STORED DATA section start

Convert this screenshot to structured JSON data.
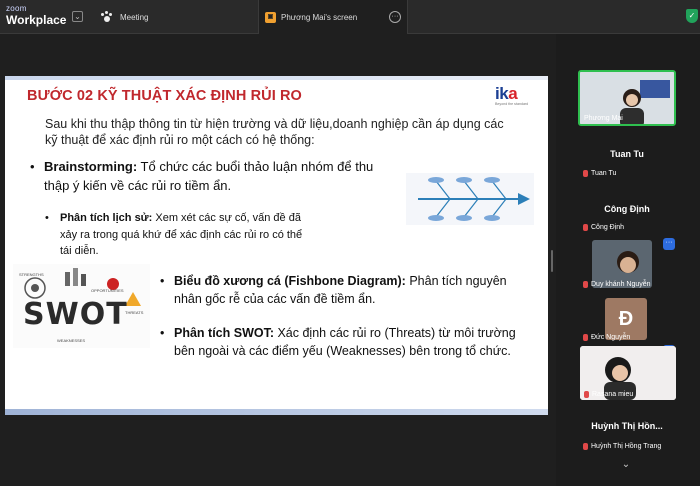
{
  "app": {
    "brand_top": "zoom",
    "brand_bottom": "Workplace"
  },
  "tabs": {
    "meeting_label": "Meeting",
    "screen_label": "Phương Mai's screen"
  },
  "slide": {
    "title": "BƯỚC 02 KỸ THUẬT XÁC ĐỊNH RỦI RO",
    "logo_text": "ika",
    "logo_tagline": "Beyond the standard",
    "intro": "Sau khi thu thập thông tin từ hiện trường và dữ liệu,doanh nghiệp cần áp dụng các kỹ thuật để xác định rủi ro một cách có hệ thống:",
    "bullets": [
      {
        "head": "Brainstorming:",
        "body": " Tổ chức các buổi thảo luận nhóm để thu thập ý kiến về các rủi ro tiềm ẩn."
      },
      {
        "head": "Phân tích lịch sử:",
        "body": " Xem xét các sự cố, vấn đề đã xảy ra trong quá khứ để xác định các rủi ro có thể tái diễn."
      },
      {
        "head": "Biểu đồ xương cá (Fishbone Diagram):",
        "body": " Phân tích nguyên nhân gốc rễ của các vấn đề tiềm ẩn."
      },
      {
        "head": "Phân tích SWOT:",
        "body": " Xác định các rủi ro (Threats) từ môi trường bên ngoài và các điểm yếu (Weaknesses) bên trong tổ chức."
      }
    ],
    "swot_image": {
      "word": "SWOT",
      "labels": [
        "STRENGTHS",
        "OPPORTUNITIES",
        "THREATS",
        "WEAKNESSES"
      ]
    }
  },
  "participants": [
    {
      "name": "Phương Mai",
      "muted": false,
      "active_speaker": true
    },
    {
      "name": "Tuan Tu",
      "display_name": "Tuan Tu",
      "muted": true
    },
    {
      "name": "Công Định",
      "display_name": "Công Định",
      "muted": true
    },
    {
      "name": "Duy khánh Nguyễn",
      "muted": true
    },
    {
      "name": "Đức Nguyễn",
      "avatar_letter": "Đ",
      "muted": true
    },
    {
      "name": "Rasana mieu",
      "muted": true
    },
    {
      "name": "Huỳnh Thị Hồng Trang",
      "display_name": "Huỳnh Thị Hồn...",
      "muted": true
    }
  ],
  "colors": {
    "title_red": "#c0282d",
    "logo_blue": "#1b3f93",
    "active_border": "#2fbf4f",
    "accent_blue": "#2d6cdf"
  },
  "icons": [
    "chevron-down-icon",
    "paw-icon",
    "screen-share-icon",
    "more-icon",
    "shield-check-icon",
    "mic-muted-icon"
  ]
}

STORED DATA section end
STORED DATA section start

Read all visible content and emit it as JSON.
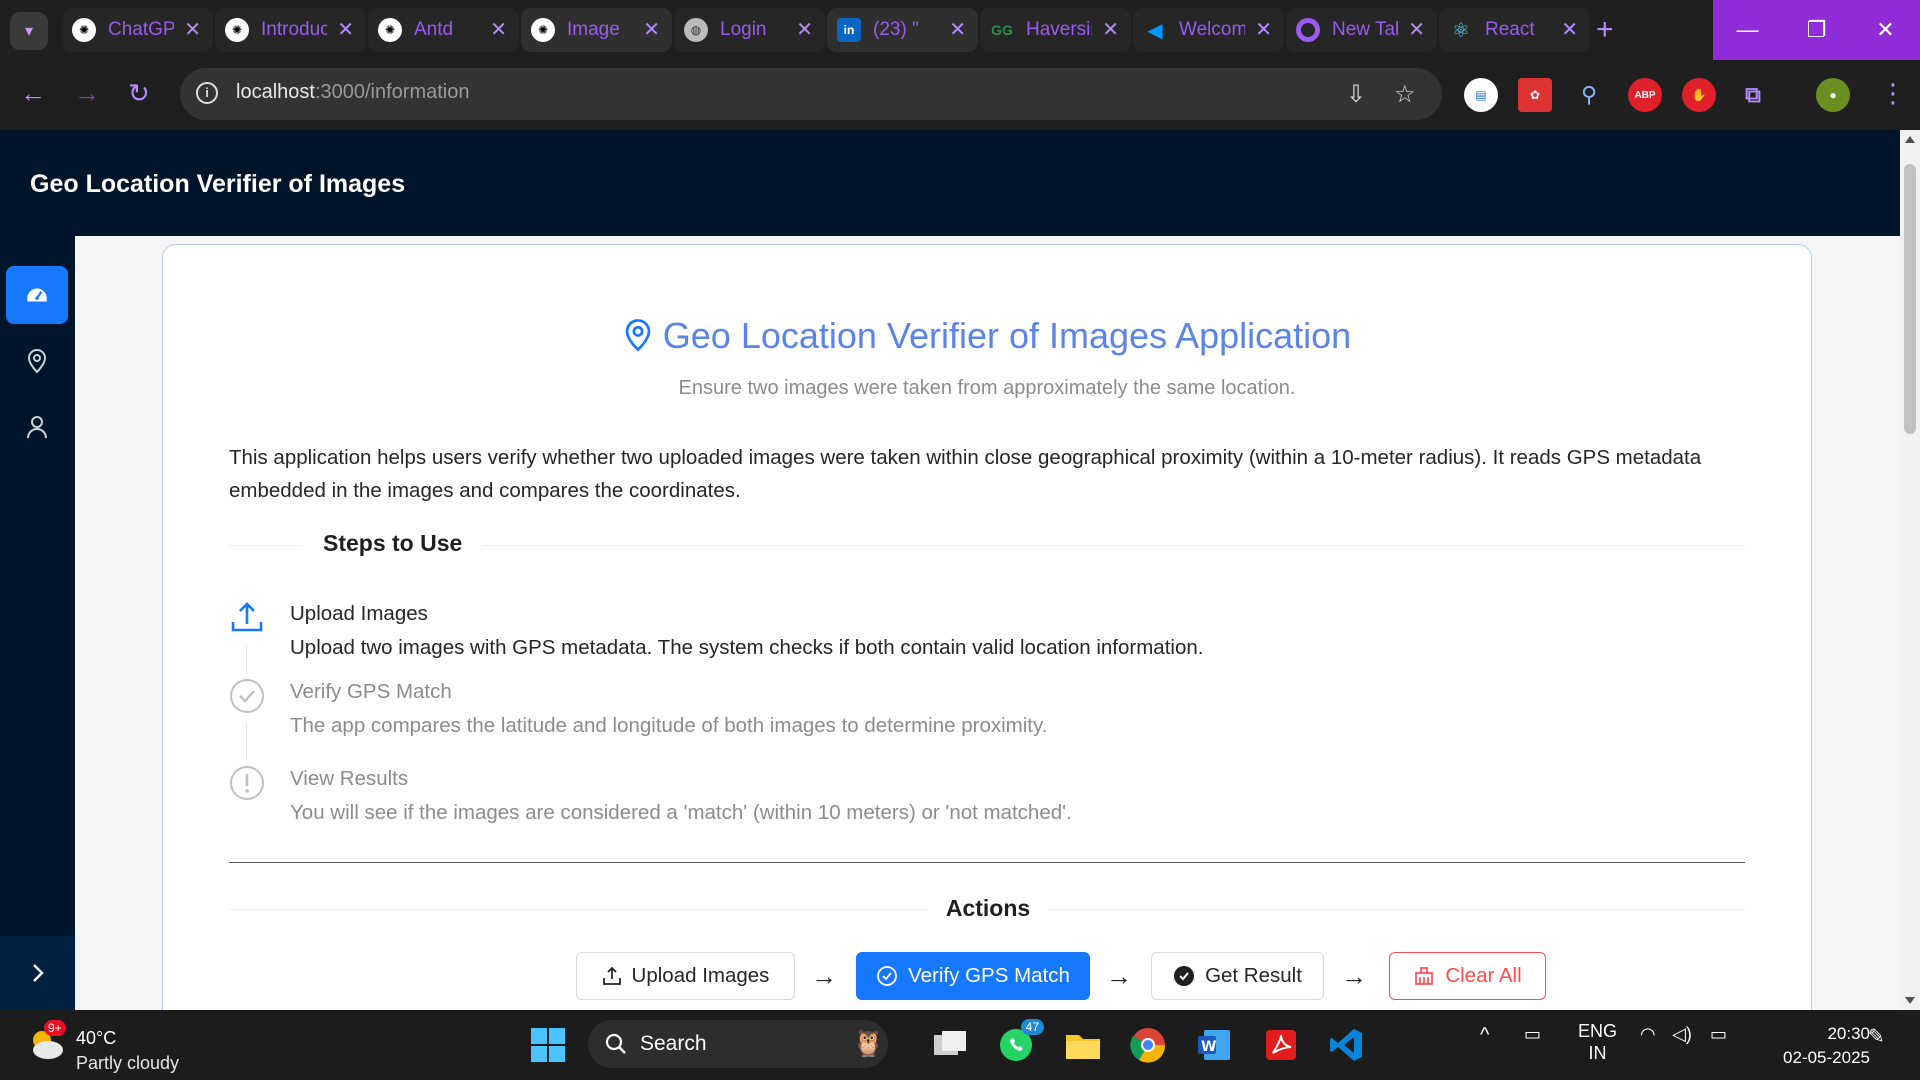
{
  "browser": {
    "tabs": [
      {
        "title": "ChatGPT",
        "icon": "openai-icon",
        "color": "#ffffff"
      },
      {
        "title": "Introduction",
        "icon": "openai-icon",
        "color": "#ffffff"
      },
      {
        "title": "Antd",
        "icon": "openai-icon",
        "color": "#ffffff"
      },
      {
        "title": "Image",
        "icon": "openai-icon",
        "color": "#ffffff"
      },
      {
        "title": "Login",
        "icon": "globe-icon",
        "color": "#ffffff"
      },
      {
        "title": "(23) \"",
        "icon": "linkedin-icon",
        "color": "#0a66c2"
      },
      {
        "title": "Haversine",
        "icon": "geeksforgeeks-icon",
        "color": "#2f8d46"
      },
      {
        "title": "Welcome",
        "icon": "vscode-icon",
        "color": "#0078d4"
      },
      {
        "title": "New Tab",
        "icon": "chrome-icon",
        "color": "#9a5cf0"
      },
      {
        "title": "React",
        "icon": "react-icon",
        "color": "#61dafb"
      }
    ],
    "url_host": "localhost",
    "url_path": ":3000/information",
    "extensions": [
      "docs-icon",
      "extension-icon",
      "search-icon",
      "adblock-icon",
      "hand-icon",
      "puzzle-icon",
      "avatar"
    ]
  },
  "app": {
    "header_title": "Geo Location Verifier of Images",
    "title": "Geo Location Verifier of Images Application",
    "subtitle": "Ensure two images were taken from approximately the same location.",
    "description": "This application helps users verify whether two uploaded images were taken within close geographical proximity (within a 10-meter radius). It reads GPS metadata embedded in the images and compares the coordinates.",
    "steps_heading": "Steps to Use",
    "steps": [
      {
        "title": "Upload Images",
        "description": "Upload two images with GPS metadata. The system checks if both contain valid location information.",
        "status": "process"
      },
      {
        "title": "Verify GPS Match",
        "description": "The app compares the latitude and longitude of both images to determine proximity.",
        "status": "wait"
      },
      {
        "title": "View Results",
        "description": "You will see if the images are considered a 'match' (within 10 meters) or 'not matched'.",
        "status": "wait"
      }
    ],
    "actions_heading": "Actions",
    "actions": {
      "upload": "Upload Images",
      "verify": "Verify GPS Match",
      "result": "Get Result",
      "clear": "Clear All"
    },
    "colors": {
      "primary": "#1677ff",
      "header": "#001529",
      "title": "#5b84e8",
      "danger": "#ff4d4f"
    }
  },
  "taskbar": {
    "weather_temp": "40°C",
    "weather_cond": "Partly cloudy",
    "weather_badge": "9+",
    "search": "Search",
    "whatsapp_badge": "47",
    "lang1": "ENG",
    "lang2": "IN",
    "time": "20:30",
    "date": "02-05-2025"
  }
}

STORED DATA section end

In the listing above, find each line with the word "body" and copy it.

        "body": " Tổ chức các buổi thảo luận nhóm để thu thập ý kiến về các rủi ro tiềm ẩn."
        "body": " Xem xét các sự cố, vấn đề đã xảy ra trong quá khứ để xác định các rủi ro có thể tái diễn."
        "body": " Phân tích nguyên nhân gốc rễ của các vấn đề tiềm ẩn."
        "body": " Xác định các rủi ro (Threats) từ môi trường bên ngoài và các điểm yếu (Weaknesses) bên trong tổ chức."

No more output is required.